Babies begin language development from birth. As they are exposed to the language of their parents and environment, their brain works to make sense of what they are hearing. During the first three years of life, a baby’s brain grows and develops faster than any other period of development.
It is during these early years that children are most intensively focused on speech and language development. During these critical years, babies and young children are most able to absorb language.
Even before they learn to talk, babies are learning to associate sounds and their meaning thanks to repetition of words in their environment.
Stages of language development
Early on, babies start to make sounds on their own. Soon they begin to mimic the sounds they hear around them. Most children say their first word between 9 and 18 months. By the time they are two, a toddler will be able to say between 50 and 150 words, and will understand many more than that.
Toddlers move from one word speech, to two words. Ultimately developing the ability to put words together to form a primitive sentence, such as ‘Up Daddy.’
By the time they are 3, children are using language to ask for things, to comment on what they are observing, to talk about past experiences, and even to describe what they are imagining.
One of the very best things parents can do to support language development in their children is to talk to them – and read to them – frequently.
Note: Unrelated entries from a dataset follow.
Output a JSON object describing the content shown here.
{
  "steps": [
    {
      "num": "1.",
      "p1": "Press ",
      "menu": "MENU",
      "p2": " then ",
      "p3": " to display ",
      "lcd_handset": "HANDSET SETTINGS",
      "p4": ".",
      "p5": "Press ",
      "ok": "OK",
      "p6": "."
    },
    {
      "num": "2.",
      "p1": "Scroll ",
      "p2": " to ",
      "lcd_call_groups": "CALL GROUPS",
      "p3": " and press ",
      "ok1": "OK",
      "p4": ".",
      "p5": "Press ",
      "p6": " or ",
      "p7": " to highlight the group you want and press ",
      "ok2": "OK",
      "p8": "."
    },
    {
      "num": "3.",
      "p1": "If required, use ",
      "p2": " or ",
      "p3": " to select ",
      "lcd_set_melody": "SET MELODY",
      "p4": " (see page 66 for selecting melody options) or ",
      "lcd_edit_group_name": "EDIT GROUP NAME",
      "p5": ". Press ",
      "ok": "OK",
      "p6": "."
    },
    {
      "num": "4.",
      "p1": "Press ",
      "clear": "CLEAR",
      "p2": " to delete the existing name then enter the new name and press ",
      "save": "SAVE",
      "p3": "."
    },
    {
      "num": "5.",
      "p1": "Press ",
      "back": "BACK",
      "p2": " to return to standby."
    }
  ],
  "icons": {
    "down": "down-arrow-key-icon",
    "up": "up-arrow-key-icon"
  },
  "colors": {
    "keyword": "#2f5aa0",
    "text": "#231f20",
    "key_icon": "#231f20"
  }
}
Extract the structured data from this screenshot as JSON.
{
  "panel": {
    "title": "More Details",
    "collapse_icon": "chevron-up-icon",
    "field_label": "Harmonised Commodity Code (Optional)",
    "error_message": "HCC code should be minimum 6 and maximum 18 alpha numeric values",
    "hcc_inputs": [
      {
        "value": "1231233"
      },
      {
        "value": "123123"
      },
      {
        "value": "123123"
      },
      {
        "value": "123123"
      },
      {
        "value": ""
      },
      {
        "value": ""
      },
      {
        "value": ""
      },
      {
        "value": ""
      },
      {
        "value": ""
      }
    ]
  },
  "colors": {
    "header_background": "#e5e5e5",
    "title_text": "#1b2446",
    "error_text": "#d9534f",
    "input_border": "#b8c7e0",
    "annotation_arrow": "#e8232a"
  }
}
When I started raising a visually impaired son I discovered the benefits of narrating.
For blind babies, talking about everything helps orient them to their environment, preparing them for mobility as well as language development. Naming the objects that they touch and feel provides context as they learn about the world through their other senses.
Sighted babies also benefit from listening to their caregivers talk about the world around them. Narrating provides exposure to the language, builds vocabulary, and contributes to brain development.
Narrating is simply saying what you are doing and making eye contact as you are speaking. Invite engagement and attention during the interaction. Even a newborn can be introduced to language as they experience their first diaper and clothing changes.
The conversation during a diaper change might go something like this:
“Ok, it’s time for a clean diaper. You will feel so much better when we get this wet diaper off.”
“Let’s get these snaps undone. There, now we can take off your diaper.”
“Oh, this wipe is cold! I will be quick so we can get you wrapped up and cozy again.”
“Here comes the clean diaper. I will need to lift you up to put it under you.”
“Ok, we are almost done. Let’s put these snaps together again. Are you warmer now?”
“There, we are all finished. Doesn’t that feel better?”
Using language to describe the process and following a routine that repeats the same motions each time they are changed or dressed supports language development and their participation in the process.
When caregivers narrate regularly, by the time a child is walking they will have heard the names for all the parts of the process a multitude of times. Whether changing, dressing, preparing for a meal, or heading out the door, they will understand and be able to follow simple requests, such as “hold my keys, please”, even before they are able to speak.
Talking to your baby, making eye contact, naming the things you see and do together all establish the foundation of language development.
Language development and Reading
Reading to your baby from the very beginning of life also introduces them to language, words, and the images that represent the things described by the words. These important concepts support written language development in the school-aged child.
Experts recommend that you begin reading to your baby early and continue throughout their elementary years.
A study done by the New York University School of Medicine shows that reading books with a child beginning in early infancy can boost vocabulary and reading skills four years later, before the start of elementary school.
A great place to start is at the public library. Most libraries offer Baby and Me reading time to help inspire reading with young children. Children’s librarians can guide you to board books for infants and toddlers, and picture books for preschoolers.
Another great resource is the Dolly Parton Imagination Library. The Dolly Parton Imagination Library Program provides free books to participants each month. The United Way of Benton Co provides support for this program to local rural residents. If you live in Monroe, Philomath, Alsea, or Blodgett, you can sign up to receive free books here: https://imaginationlibrary.com/usa/find-my-program/
Reading regularly to your baby, toddler and preschooler is the very best way to facilitate language development and early literacy. A sound foundation in language supports early literacy and sets children on a path for success in their school years.
For more information on speech and language development, check out the Communicative Language checklist here:
JOIN US November 6th for the next installment of our Protective Factors series: Knowledge of Parenting & Child Development. Dr. Aoife Magee, Director of the Parenting Success Network and a family and teacher supporter for over 30 years, leads this dynamic workshop that will help parents and educators alike learn how to provide children with respectful communication, consistent expectations, and promote independence. Free to parents; $20 for educators (Set 2 credit available) Call 917-541-4884 for more information and to register.